§ Data supplied
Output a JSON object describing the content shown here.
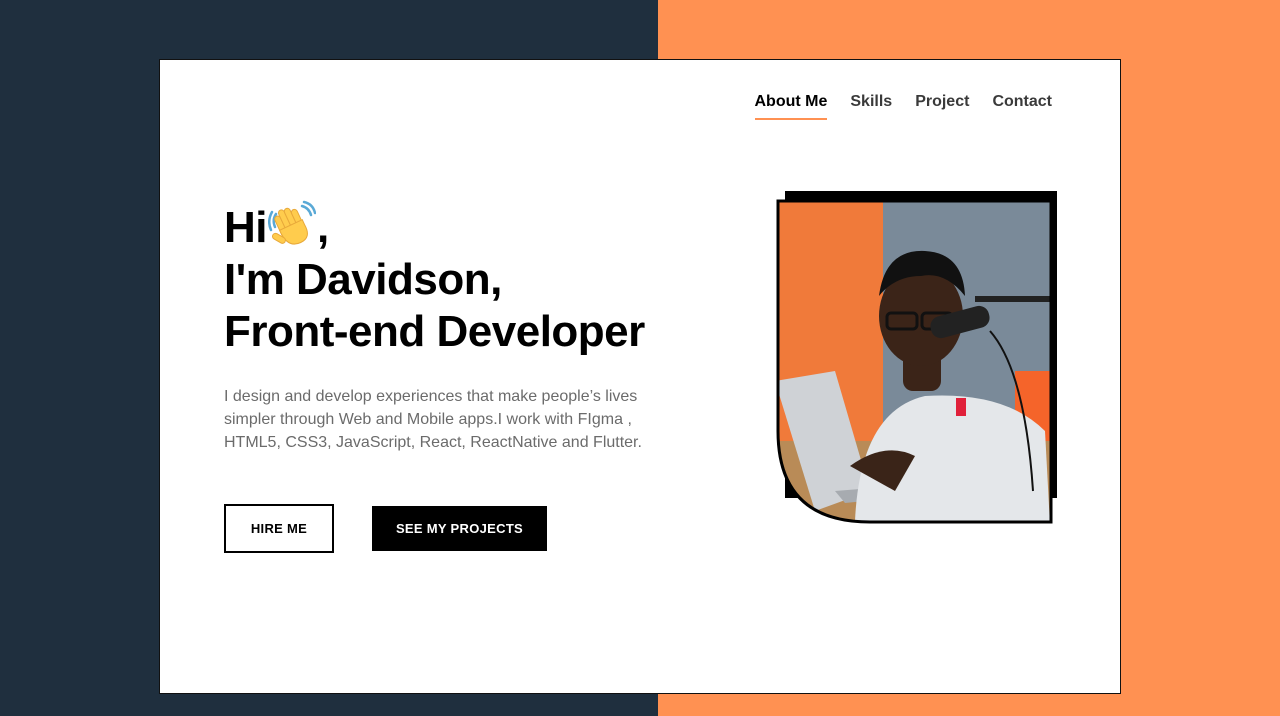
{
  "nav": {
    "items": [
      {
        "label": "About Me",
        "active": true
      },
      {
        "label": "Skills",
        "active": false
      },
      {
        "label": "Project",
        "active": false
      },
      {
        "label": "Contact",
        "active": false
      }
    ]
  },
  "hero": {
    "greeting": "Hi",
    "greeting_icon": "waving-hand-icon",
    "greeting_suffix": ",",
    "name_line": "I'm Davidson,",
    "role_line": "Front-end Developer",
    "intro": "I design and develop experiences that make people’s lives simpler through Web and Mobile apps.I work with FIgma , HTML5, CSS3, JavaScript, React, ReactNative and Flutter."
  },
  "buttons": {
    "hire": "HIRE ME",
    "projects": "SEE MY PROJECTS"
  },
  "colors": {
    "accent": "#ff9152",
    "dark_background": "#1f2f3e",
    "text": "#000000",
    "muted_text": "#6b6b6b"
  }
}
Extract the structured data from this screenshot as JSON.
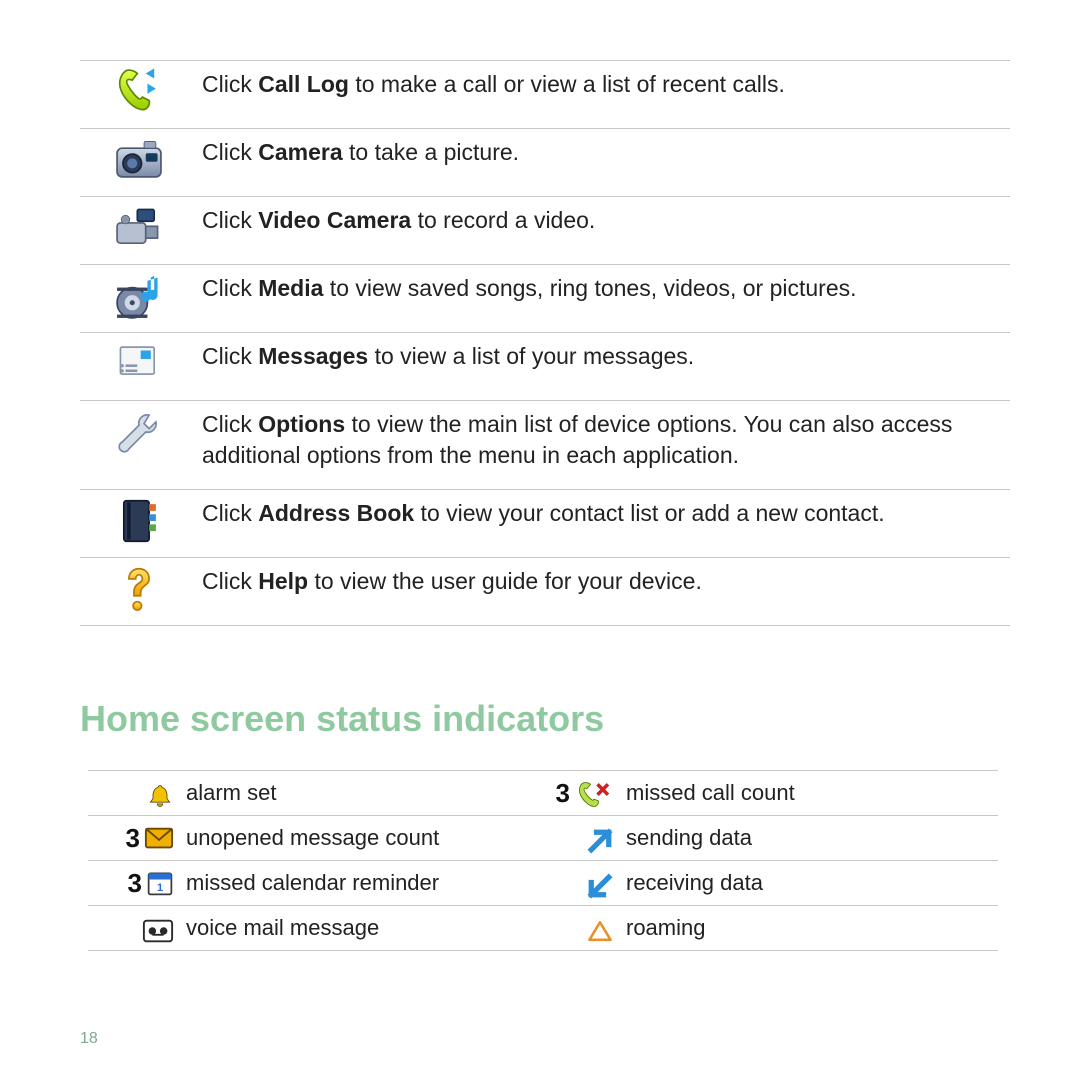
{
  "apps": [
    {
      "pre": "Click ",
      "bold": "Call Log",
      "post": " to make a call or view a list of recent calls."
    },
    {
      "pre": "Click ",
      "bold": "Camera",
      "post": " to take a picture."
    },
    {
      "pre": "Click ",
      "bold": "Video Camera",
      "post": " to record a video."
    },
    {
      "pre": "Click ",
      "bold": "Media",
      "post": " to view saved songs, ring tones, videos, or pictures."
    },
    {
      "pre": "Click ",
      "bold": "Messages",
      "post": " to view a list of your messages."
    },
    {
      "pre": "Click ",
      "bold": "Options",
      "post": " to view the main list of device options. You can also access additional options from the menu in each application."
    },
    {
      "pre": "Click ",
      "bold": "Address Book",
      "post": " to view your contact list or add a new contact."
    },
    {
      "pre": "Click ",
      "bold": "Help",
      "post": " to view the user guide for your device."
    }
  ],
  "section_heading": "Home screen status indicators",
  "indicators_left": [
    {
      "count": "",
      "label": "alarm set"
    },
    {
      "count": "3",
      "label": "unopened message count"
    },
    {
      "count": "3",
      "label": "missed calendar reminder"
    },
    {
      "count": "",
      "label": "voice mail message"
    }
  ],
  "indicators_right": [
    {
      "count": "3",
      "label": "missed call count"
    },
    {
      "count": "",
      "label": "sending data"
    },
    {
      "count": "",
      "label": "receiving data"
    },
    {
      "count": "",
      "label": "roaming"
    }
  ],
  "page_number": "18"
}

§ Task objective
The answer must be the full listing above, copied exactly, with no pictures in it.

§ Response to this task
Output a JSON object describing the content shown here.
{
  "nav": {
    "items": [
      {
        "label": "About Me",
        "active": true
      },
      {
        "label": "Skills",
        "active": false
      },
      {
        "label": "Project",
        "active": false
      },
      {
        "label": "Contact",
        "active": false
      }
    ]
  },
  "hero": {
    "greeting": "Hi",
    "greeting_icon": "waving-hand-icon",
    "greeting_suffix": ",",
    "name_line": "I'm Davidson,",
    "role_line": "Front-end Developer",
    "intro": "I design and develop experiences that make people’s lives simpler through Web and Mobile apps.I work with FIgma , HTML5, CSS3, JavaScript, React, ReactNative and Flutter."
  },
  "buttons": {
    "hire": "HIRE ME",
    "projects": "SEE MY PROJECTS"
  },
  "colors": {
    "accent": "#ff9152",
    "dark_background": "#1f2f3e",
    "text": "#000000",
    "muted_text": "#6b6b6b"
  }
}
Extract the structured data from this screenshot as JSON.
{
  "apps": [
    {
      "pre": "Click ",
      "bold": "Call Log",
      "post": " to make a call or view a list of recent calls."
    },
    {
      "pre": "Click ",
      "bold": "Camera",
      "post": " to take a picture."
    },
    {
      "pre": "Click ",
      "bold": "Video Camera",
      "post": " to record a video."
    },
    {
      "pre": "Click ",
      "bold": "Media",
      "post": " to view saved songs, ring tones, videos, or pictures."
    },
    {
      "pre": "Click ",
      "bold": "Messages",
      "post": " to view a list of your messages."
    },
    {
      "pre": "Click ",
      "bold": "Options",
      "post": " to view the main list of device options. You can also access additional options from the menu in each application."
    },
    {
      "pre": "Click ",
      "bold": "Address Book",
      "post": " to view your contact list or add a new contact."
    },
    {
      "pre": "Click ",
      "bold": "Help",
      "post": " to view the user guide for your device."
    }
  ],
  "section_heading": "Home screen status indicators",
  "indicators_left": [
    {
      "count": "",
      "label": "alarm set"
    },
    {
      "count": "3",
      "label": "unopened message count"
    },
    {
      "count": "3",
      "label": "missed calendar reminder"
    },
    {
      "count": "",
      "label": "voice mail message"
    }
  ],
  "indicators_right": [
    {
      "count": "3",
      "label": "missed call count"
    },
    {
      "count": "",
      "label": "sending data"
    },
    {
      "count": "",
      "label": "receiving data"
    },
    {
      "count": "",
      "label": "roaming"
    }
  ],
  "page_number": "18"
}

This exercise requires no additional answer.